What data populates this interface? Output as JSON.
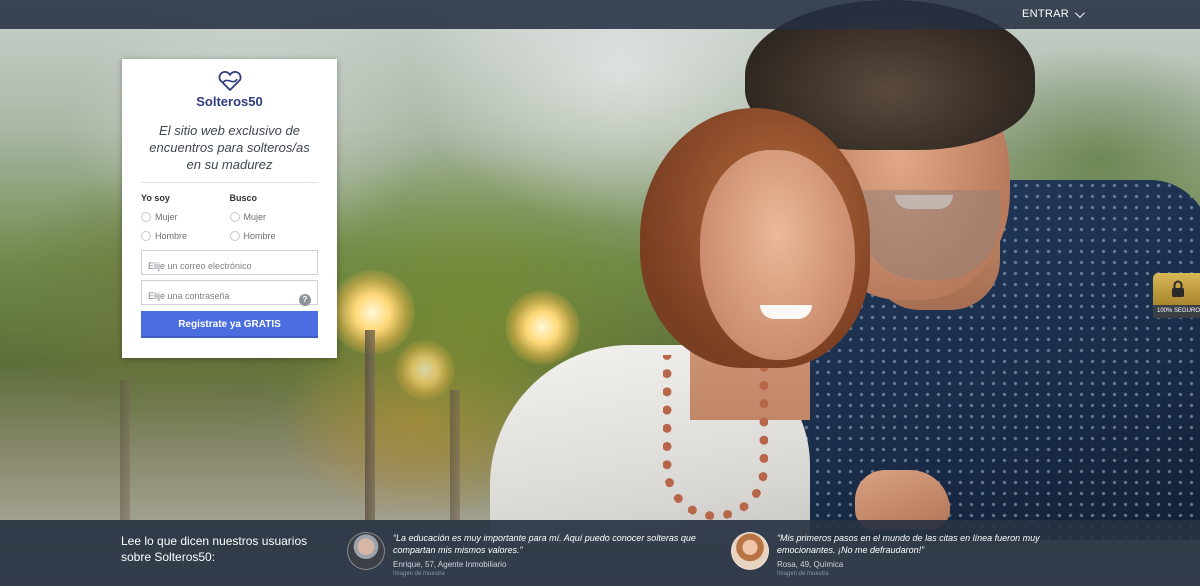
{
  "topbar": {
    "login_label": "ENTRAR"
  },
  "brand": {
    "name": "Solteros50",
    "accent": "#2e3c7e",
    "cta_color": "#4a6de0"
  },
  "card": {
    "tagline": "El sitio web exclusivo de encuentros para solteros/as en su madurez",
    "i_am": {
      "title": "Yo soy",
      "options": [
        "Mujer",
        "Hombre"
      ]
    },
    "seeking": {
      "title": "Busco",
      "options": [
        "Mujer",
        "Hombre"
      ]
    },
    "email_placeholder": "Elije un correo electrónico",
    "password_placeholder": "Elije una contraseña",
    "help_glyph": "?",
    "cta_label": "Registrate ya GRATIS"
  },
  "secure_badge": {
    "label": "100% SEGURO",
    "icon": "lock-icon"
  },
  "testimonials": {
    "heading": "Lee lo que dicen nuestros usuarios  sobre Solteros50:",
    "items": [
      {
        "quote": "“La educación es muy importante para mí. Aquí puedo conocer solteras que compartan mis mismos valores.”",
        "author": "Enrique, 57, Agente Inmobiliario",
        "note": "Imagen de muestra"
      },
      {
        "quote": "“Mis primeros pasos en el mundo de las citas en línea fueron muy emocionantes. ¡No me defraudaron!”",
        "author": "Rosa, 49, Química",
        "note": "Imagen de muestra"
      }
    ]
  }
}
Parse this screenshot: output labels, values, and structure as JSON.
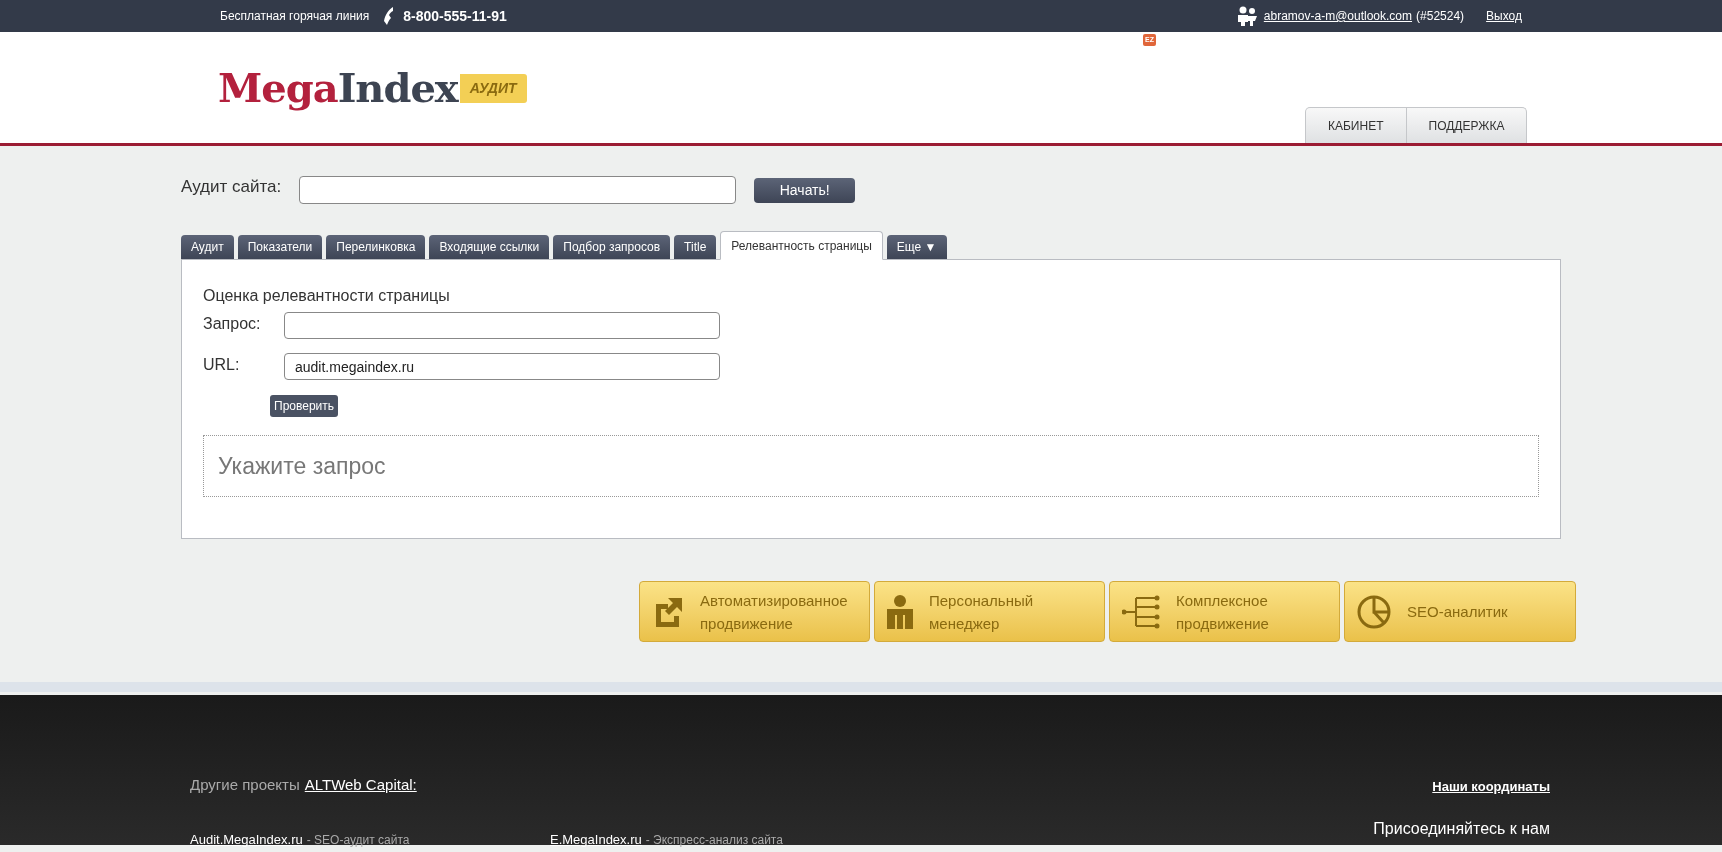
{
  "top_bar": {
    "hotline_label": "Бесплатная горячая линия",
    "phone": "8-800-555-11-91",
    "user_email": "abramov-a-m@outlook.com",
    "user_id": "(#52524)",
    "logout": "Выход",
    "ez_badge": "EZ"
  },
  "header": {
    "logo": {
      "first": "Mega",
      "second": "Index",
      "badge": "АУДИТ"
    },
    "nav": [
      {
        "label": "КАБИНЕТ",
        "selected": false
      },
      {
        "label": "ПОДДЕРЖКА",
        "selected": false
      }
    ]
  },
  "audit_form": {
    "label": "Аудит сайта:",
    "button": "Начать!"
  },
  "tabs": [
    {
      "label": "Аудит",
      "selected": false
    },
    {
      "label": "Показатели",
      "selected": false
    },
    {
      "label": "Перелинковка",
      "selected": false
    },
    {
      "label": "Входящие ссылки",
      "selected": false
    },
    {
      "label": "Подбор запросов",
      "selected": false
    },
    {
      "label": "Title",
      "selected": false
    },
    {
      "label": "Релевантность страницы",
      "selected": true
    },
    {
      "label": "Еще ▼",
      "selected": false
    }
  ],
  "panel": {
    "title": "Оценка релевантности страницы",
    "fields": [
      {
        "label": "Запрос:"
      },
      {
        "label": "URL:",
        "value": "audit.megaindex.ru"
      }
    ],
    "check_button": "Проверить",
    "result": "Укажите запрос"
  },
  "services": [
    {
      "kind": "external",
      "title": "Автоматизированное продвижение"
    },
    {
      "kind": "person",
      "title": "Персональный менеджер"
    },
    {
      "kind": "tree",
      "title": "Комплексное продвижение"
    },
    {
      "kind": "pie",
      "title": "SEO-аналитик"
    }
  ],
  "footer": {
    "other_projects_label": "Другие проекты",
    "other_projects_link": "ALTWeb Capital:",
    "coordinates_link": "Наши координаты",
    "join_label": "Присоединяйтесь к нам",
    "projects": [
      {
        "link": "Audit.MegaIndex.ru",
        "description": "- SEO-аудит сайта"
      },
      {
        "link": "E.MegaIndex.ru",
        "description": "- Экспресс-анализ сайта"
      }
    ]
  }
}
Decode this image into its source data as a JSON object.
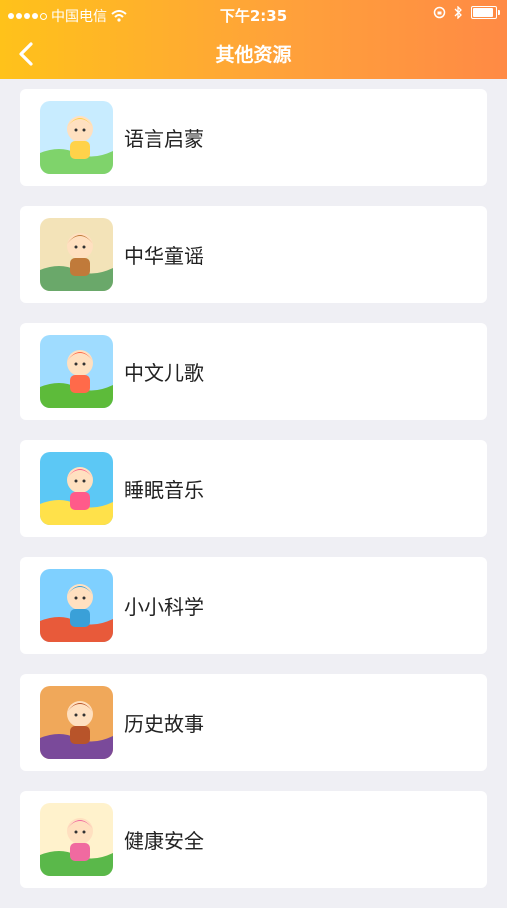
{
  "status_bar": {
    "carrier": "中国电信",
    "time": "下午2:35",
    "battery_level": 0.9
  },
  "nav": {
    "title": "其他资源",
    "back_icon": "chevron-left-icon"
  },
  "resources": [
    {
      "label": "语言启蒙",
      "thumb_colors": [
        "#c8ecff",
        "#ffd24a",
        "#7fd36b"
      ]
    },
    {
      "label": "中华童谣",
      "thumb_colors": [
        "#f3e3b8",
        "#c07a3a",
        "#6aa86a"
      ]
    },
    {
      "label": "中文儿歌",
      "thumb_colors": [
        "#9fdcff",
        "#ff6a4a",
        "#5dbb3a"
      ]
    },
    {
      "label": "睡眠音乐",
      "thumb_colors": [
        "#5cc8f5",
        "#ff5a8a",
        "#ffe14a"
      ]
    },
    {
      "label": "小小科学",
      "thumb_colors": [
        "#7fd0ff",
        "#3aa0d8",
        "#e85a3a"
      ]
    },
    {
      "label": "历史故事",
      "thumb_colors": [
        "#f0a85a",
        "#b8542a",
        "#7a4a9a"
      ]
    },
    {
      "label": "健康安全",
      "thumb_colors": [
        "#fff2cc",
        "#f06aa0",
        "#5ab84a"
      ]
    }
  ]
}
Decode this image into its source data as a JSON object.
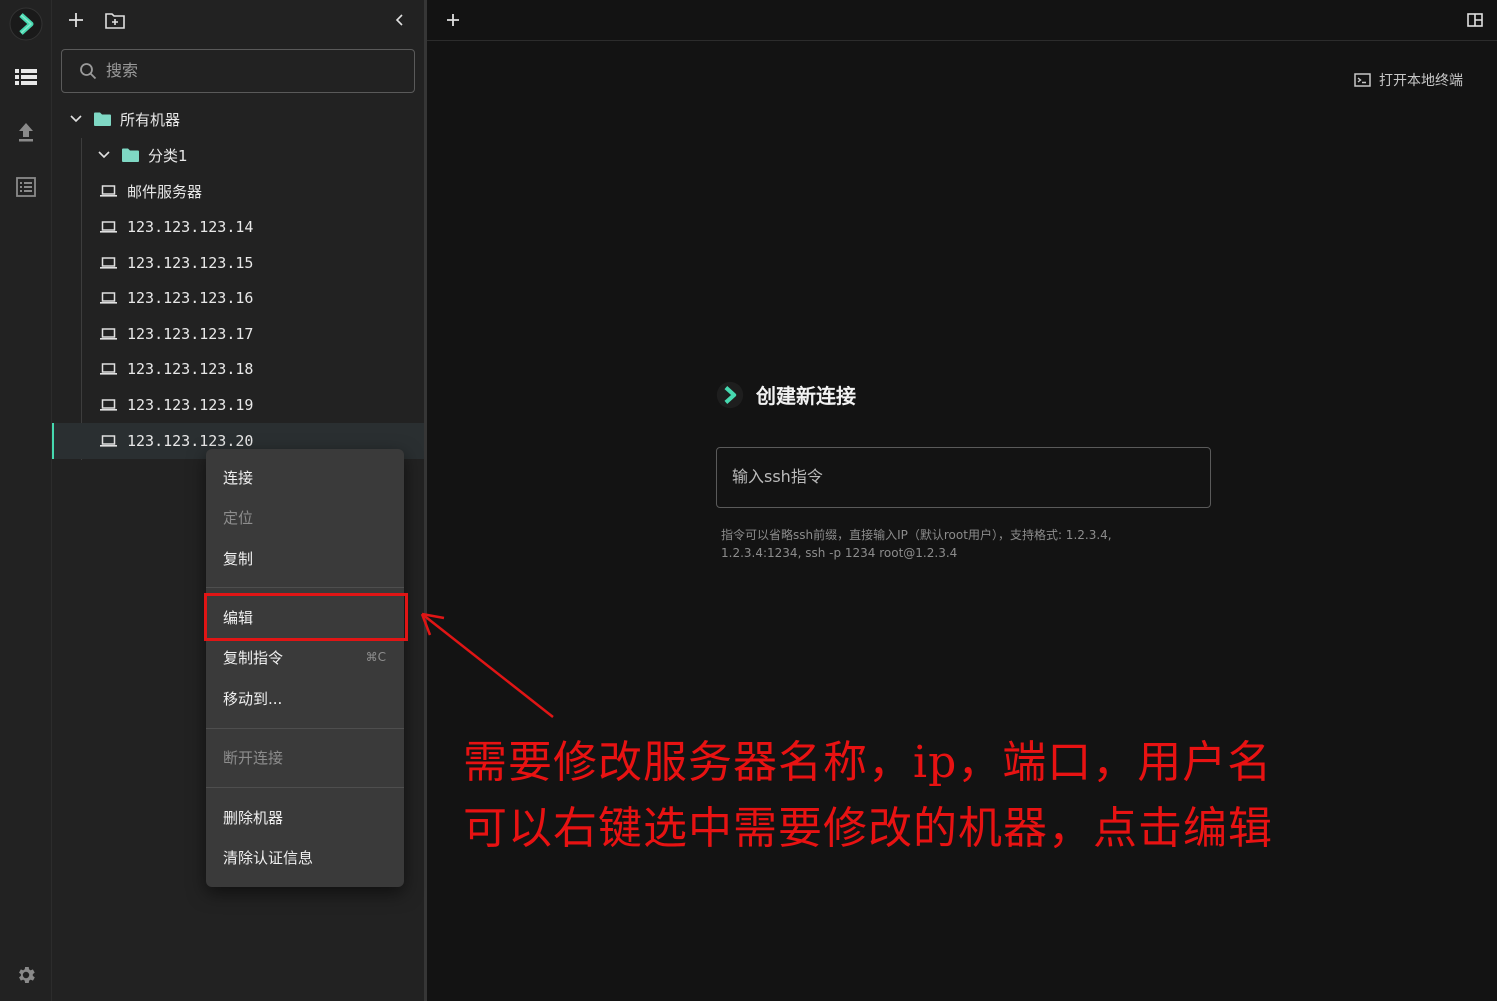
{
  "colors": {
    "accent": "#46d9b0",
    "annotation": "#e01515",
    "background": "#131313",
    "sidebar": "#222222",
    "menu": "#3a3a3a"
  },
  "activity_bar": {
    "items": [
      {
        "icon": "logo-icon"
      },
      {
        "icon": "server-list-icon"
      },
      {
        "icon": "upload-icon"
      },
      {
        "icon": "log-list-icon"
      },
      {
        "icon": "gear-icon"
      }
    ]
  },
  "sidebar": {
    "toolbar": {
      "add_icon": "plus-icon",
      "new_folder_icon": "folder-plus-icon",
      "collapse_icon": "chevron-left-icon"
    },
    "search": {
      "placeholder": "搜索"
    },
    "tree": {
      "root": {
        "label": "所有机器",
        "expanded": true
      },
      "group": {
        "label": "分类1",
        "expanded": true
      },
      "machines": [
        "邮件服务器",
        "123.123.123.14",
        "123.123.123.15",
        "123.123.123.16",
        "123.123.123.17",
        "123.123.123.18",
        "123.123.123.19",
        "123.123.123.20"
      ],
      "selected": "123.123.123.20"
    }
  },
  "context_menu": {
    "connect": "连接",
    "locate": "定位",
    "copy": "复制",
    "edit": "编辑",
    "copy_command": "复制指令",
    "copy_command_shortcut": "⌘C",
    "move_to": "移动到...",
    "disconnect": "断开连接",
    "delete_machine": "删除机器",
    "clear_auth": "清除认证信息"
  },
  "main": {
    "new_tab_icon": "plus-icon",
    "layout_icon": "layout-icon",
    "local_terminal_label": "打开本地终端",
    "create_connection_title": "创建新连接",
    "ssh_input_placeholder": "输入ssh指令",
    "hint": "指令可以省略ssh前缀，直接输入IP（默认root用户），支持格式: 1.2.3.4, 1.2.3.4:1234, ssh -p 1234 root@1.2.3.4"
  },
  "annotation": {
    "line1": "需要修改服务器名称，ip，端口，用户名",
    "line2": "可以右键选中需要修改的机器，点击编辑"
  }
}
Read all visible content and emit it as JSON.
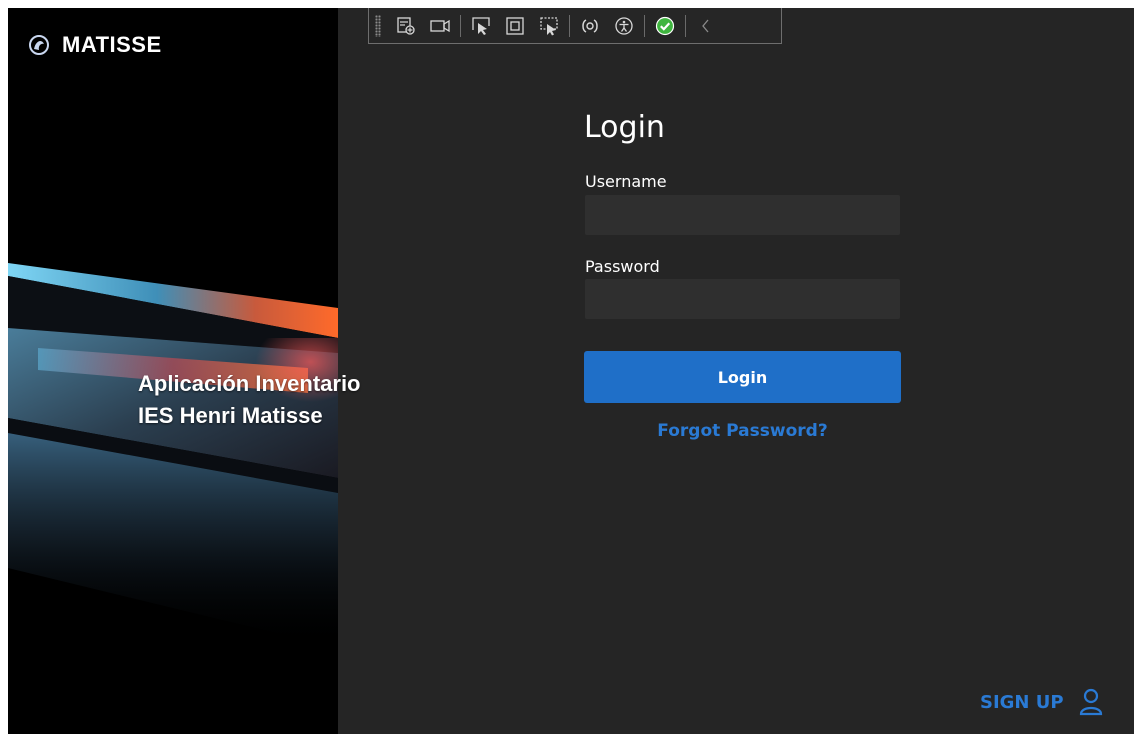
{
  "brand": {
    "name": "MATISSE"
  },
  "hero": {
    "caption_line1": "Aplicación Inventario",
    "caption_line2": "IES Henri Matisse"
  },
  "toolbar": {
    "buttons": [
      "live-visual-tree-icon",
      "video-camera-icon",
      "select-element-icon",
      "display-layout-adorners-icon",
      "track-focused-element-icon",
      "binding-failures-icon",
      "accessibility-icon",
      "check-circle-icon",
      "chevron-left-icon"
    ]
  },
  "login": {
    "title": "Login",
    "username_label": "Username",
    "username_value": "",
    "password_label": "Password",
    "password_value": "",
    "submit_label": "Login",
    "forgot_label": "Forgot Password?"
  },
  "signup": {
    "label": "SIGN UP",
    "icon": "user-icon"
  },
  "colors": {
    "background": "#252525",
    "accent": "#1f6fc8",
    "link": "#2a7ad4",
    "input_bg": "#2f2f2f",
    "check_green": "#3fb53f"
  }
}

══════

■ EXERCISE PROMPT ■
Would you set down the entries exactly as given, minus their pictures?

■ TASK RESULT ■
What data populates this interface? Output as JSON.
{
  "topbar": {
    "login_label": "ENTRAR"
  },
  "brand": {
    "name": "Solteros50",
    "accent": "#2e3c7e",
    "cta_color": "#4a6de0"
  },
  "card": {
    "tagline": "El sitio web exclusivo de encuentros para solteros/as en su madurez",
    "i_am": {
      "title": "Yo soy",
      "options": [
        "Mujer",
        "Hombre"
      ]
    },
    "seeking": {
      "title": "Busco",
      "options": [
        "Mujer",
        "Hombre"
      ]
    },
    "email_placeholder": "Elije un correo electrónico",
    "password_placeholder": "Elije una contraseña",
    "help_glyph": "?",
    "cta_label": "Registrate ya GRATIS"
  },
  "secure_badge": {
    "label": "100% SEGURO",
    "icon": "lock-icon"
  },
  "testimonials": {
    "heading": "Lee lo que dicen nuestros usuarios  sobre Solteros50:",
    "items": [
      {
        "quote": "“La educación es muy importante para mí. Aquí puedo conocer solteras que compartan mis mismos valores.”",
        "author": "Enrique, 57, Agente Inmobiliario",
        "note": "Imagen de muestra"
      },
      {
        "quote": "“Mis primeros pasos en el mundo de las citas en línea fueron muy emocionantes. ¡No me defraudaron!”",
        "author": "Rosa, 49, Química",
        "note": "Imagen de muestra"
      }
    ]
  }
}
Parse this screenshot: output labels, values, and structure as JSON.
{
  "top_bar": {
    "hotline_label": "Бесплатная горячая линия",
    "phone": "8-800-555-11-91",
    "user_email": "abramov-a-m@outlook.com",
    "user_id": "(#52524)",
    "logout": "Выход",
    "ez_badge": "EZ"
  },
  "header": {
    "logo": {
      "first": "Mega",
      "second": "Index",
      "badge": "АУДИТ"
    },
    "nav": [
      {
        "label": "КАБИНЕТ",
        "selected": false
      },
      {
        "label": "ПОДДЕРЖКА",
        "selected": false
      }
    ]
  },
  "audit_form": {
    "label": "Аудит сайта:",
    "button": "Начать!"
  },
  "tabs": [
    {
      "label": "Аудит",
      "selected": false
    },
    {
      "label": "Показатели",
      "selected": false
    },
    {
      "label": "Перелинковка",
      "selected": false
    },
    {
      "label": "Входящие ссылки",
      "selected": false
    },
    {
      "label": "Подбор запросов",
      "selected": false
    },
    {
      "label": "Title",
      "selected": false
    },
    {
      "label": "Релевантность страницы",
      "selected": true
    },
    {
      "label": "Еще ▼",
      "selected": false
    }
  ],
  "panel": {
    "title": "Оценка релевантности страницы",
    "fields": [
      {
        "label": "Запрос:"
      },
      {
        "label": "URL:",
        "value": "audit.megaindex.ru"
      }
    ],
    "check_button": "Проверить",
    "result": "Укажите запрос"
  },
  "services": [
    {
      "kind": "external",
      "title": "Автоматизированное продвижение"
    },
    {
      "kind": "person",
      "title": "Персональный менеджер"
    },
    {
      "kind": "tree",
      "title": "Комплексное продвижение"
    },
    {
      "kind": "pie",
      "title": "SEO-аналитик"
    }
  ],
  "footer": {
    "other_projects_label": "Другие проекты",
    "other_projects_link": "ALTWeb Capital:",
    "coordinates_link": "Наши координаты",
    "join_label": "Присоединяйтесь к нам",
    "projects": [
      {
        "link": "Audit.MegaIndex.ru",
        "description": "- SEO-аудит сайта"
      },
      {
        "link": "E.MegaIndex.ru",
        "description": "- Экспресс-анализ сайта"
      }
    ]
  }
}
Decode this image into its source data as a JSON object.
{
  "status_bar": {
    "carrier": "中国电信",
    "time": "下午2:35",
    "battery_level": 0.9
  },
  "nav": {
    "title": "其他资源",
    "back_icon": "chevron-left-icon"
  },
  "resources": [
    {
      "label": "语言启蒙",
      "thumb_colors": [
        "#c8ecff",
        "#ffd24a",
        "#7fd36b"
      ]
    },
    {
      "label": "中华童谣",
      "thumb_colors": [
        "#f3e3b8",
        "#c07a3a",
        "#6aa86a"
      ]
    },
    {
      "label": "中文儿歌",
      "thumb_colors": [
        "#9fdcff",
        "#ff6a4a",
        "#5dbb3a"
      ]
    },
    {
      "label": "睡眠音乐",
      "thumb_colors": [
        "#5cc8f5",
        "#ff5a8a",
        "#ffe14a"
      ]
    },
    {
      "label": "小小科学",
      "thumb_colors": [
        "#7fd0ff",
        "#3aa0d8",
        "#e85a3a"
      ]
    },
    {
      "label": "历史故事",
      "thumb_colors": [
        "#f0a85a",
        "#b8542a",
        "#7a4a9a"
      ]
    },
    {
      "label": "健康安全",
      "thumb_colors": [
        "#fff2cc",
        "#f06aa0",
        "#5ab84a"
      ]
    }
  ]
}
Decode this image into its source data as a JSON object.
{
  "colors": {
    "accent": "#46d9b0",
    "annotation": "#e01515",
    "background": "#131313",
    "sidebar": "#222222",
    "menu": "#3a3a3a"
  },
  "activity_bar": {
    "items": [
      {
        "icon": "logo-icon"
      },
      {
        "icon": "server-list-icon"
      },
      {
        "icon": "upload-icon"
      },
      {
        "icon": "log-list-icon"
      },
      {
        "icon": "gear-icon"
      }
    ]
  },
  "sidebar": {
    "toolbar": {
      "add_icon": "plus-icon",
      "new_folder_icon": "folder-plus-icon",
      "collapse_icon": "chevron-left-icon"
    },
    "search": {
      "placeholder": "搜索"
    },
    "tree": {
      "root": {
        "label": "所有机器",
        "expanded": true
      },
      "group": {
        "label": "分类1",
        "expanded": true
      },
      "machines": [
        "邮件服务器",
        "123.123.123.14",
        "123.123.123.15",
        "123.123.123.16",
        "123.123.123.17",
        "123.123.123.18",
        "123.123.123.19",
        "123.123.123.20"
      ],
      "selected": "123.123.123.20"
    }
  },
  "context_menu": {
    "connect": "连接",
    "locate": "定位",
    "copy": "复制",
    "edit": "编辑",
    "copy_command": "复制指令",
    "copy_command_shortcut": "⌘C",
    "move_to": "移动到...",
    "disconnect": "断开连接",
    "delete_machine": "删除机器",
    "clear_auth": "清除认证信息"
  },
  "main": {
    "new_tab_icon": "plus-icon",
    "layout_icon": "layout-icon",
    "local_terminal_label": "打开本地终端",
    "create_connection_title": "创建新连接",
    "ssh_input_placeholder": "输入ssh指令",
    "hint": "指令可以省略ssh前缀，直接输入IP（默认root用户），支持格式: 1.2.3.4, 1.2.3.4:1234, ssh -p 1234 root@1.2.3.4"
  },
  "annotation": {
    "line1": "需要修改服务器名称，ip，端口，用户名",
    "line2": "可以右键选中需要修改的机器，点击编辑"
  }
}
Read all visible content and emit it as JSON.
{
  "brand": {
    "name": "MATISSE"
  },
  "hero": {
    "caption_line1": "Aplicación Inventario",
    "caption_line2": "IES Henri Matisse"
  },
  "toolbar": {
    "buttons": [
      "live-visual-tree-icon",
      "video-camera-icon",
      "select-element-icon",
      "display-layout-adorners-icon",
      "track-focused-element-icon",
      "binding-failures-icon",
      "accessibility-icon",
      "check-circle-icon",
      "chevron-left-icon"
    ]
  },
  "login": {
    "title": "Login",
    "username_label": "Username",
    "username_value": "",
    "password_label": "Password",
    "password_value": "",
    "submit_label": "Login",
    "forgot_label": "Forgot Password?"
  },
  "signup": {
    "label": "SIGN UP",
    "icon": "user-icon"
  },
  "colors": {
    "background": "#252525",
    "accent": "#1f6fc8",
    "link": "#2a7ad4",
    "input_bg": "#2f2f2f",
    "check_green": "#3fb53f"
  }
}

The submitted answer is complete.